§ Work instructions:
Quote all of the entries word for word.

[Material to process Boundary: Start]

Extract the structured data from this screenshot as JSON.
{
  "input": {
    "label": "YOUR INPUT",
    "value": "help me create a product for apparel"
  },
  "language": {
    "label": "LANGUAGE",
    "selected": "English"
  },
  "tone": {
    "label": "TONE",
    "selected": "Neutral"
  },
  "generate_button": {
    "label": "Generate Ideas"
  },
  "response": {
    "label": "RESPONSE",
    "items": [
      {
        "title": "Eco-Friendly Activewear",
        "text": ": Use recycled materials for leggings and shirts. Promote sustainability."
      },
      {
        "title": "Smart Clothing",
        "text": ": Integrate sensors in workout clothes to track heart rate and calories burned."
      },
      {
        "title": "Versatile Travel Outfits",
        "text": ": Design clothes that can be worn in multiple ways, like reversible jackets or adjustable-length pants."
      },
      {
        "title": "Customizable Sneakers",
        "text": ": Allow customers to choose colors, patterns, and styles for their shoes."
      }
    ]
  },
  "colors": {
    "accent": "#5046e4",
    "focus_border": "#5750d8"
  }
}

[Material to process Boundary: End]

§ Solution for this task:
Extract the structured data from this screenshot as JSON.
{
  "input": {
    "label": "YOUR INPUT",
    "value": "help me create a product for apparel"
  },
  "language": {
    "label": "LANGUAGE",
    "selected": "English"
  },
  "tone": {
    "label": "TONE",
    "selected": "Neutral"
  },
  "generate_button": {
    "label": "Generate Ideas"
  },
  "response": {
    "label": "RESPONSE",
    "items": [
      {
        "title": "Eco-Friendly Activewear",
        "text": ": Use recycled materials for leggings and shirts. Promote sustainability."
      },
      {
        "title": "Smart Clothing",
        "text": ": Integrate sensors in workout clothes to track heart rate and calories burned."
      },
      {
        "title": "Versatile Travel Outfits",
        "text": ": Design clothes that can be worn in multiple ways, like reversible jackets or adjustable-length pants."
      },
      {
        "title": "Customizable Sneakers",
        "text": ": Allow customers to choose colors, patterns, and styles for their shoes."
      }
    ]
  },
  "colors": {
    "accent": "#5046e4",
    "focus_border": "#5750d8"
  }
}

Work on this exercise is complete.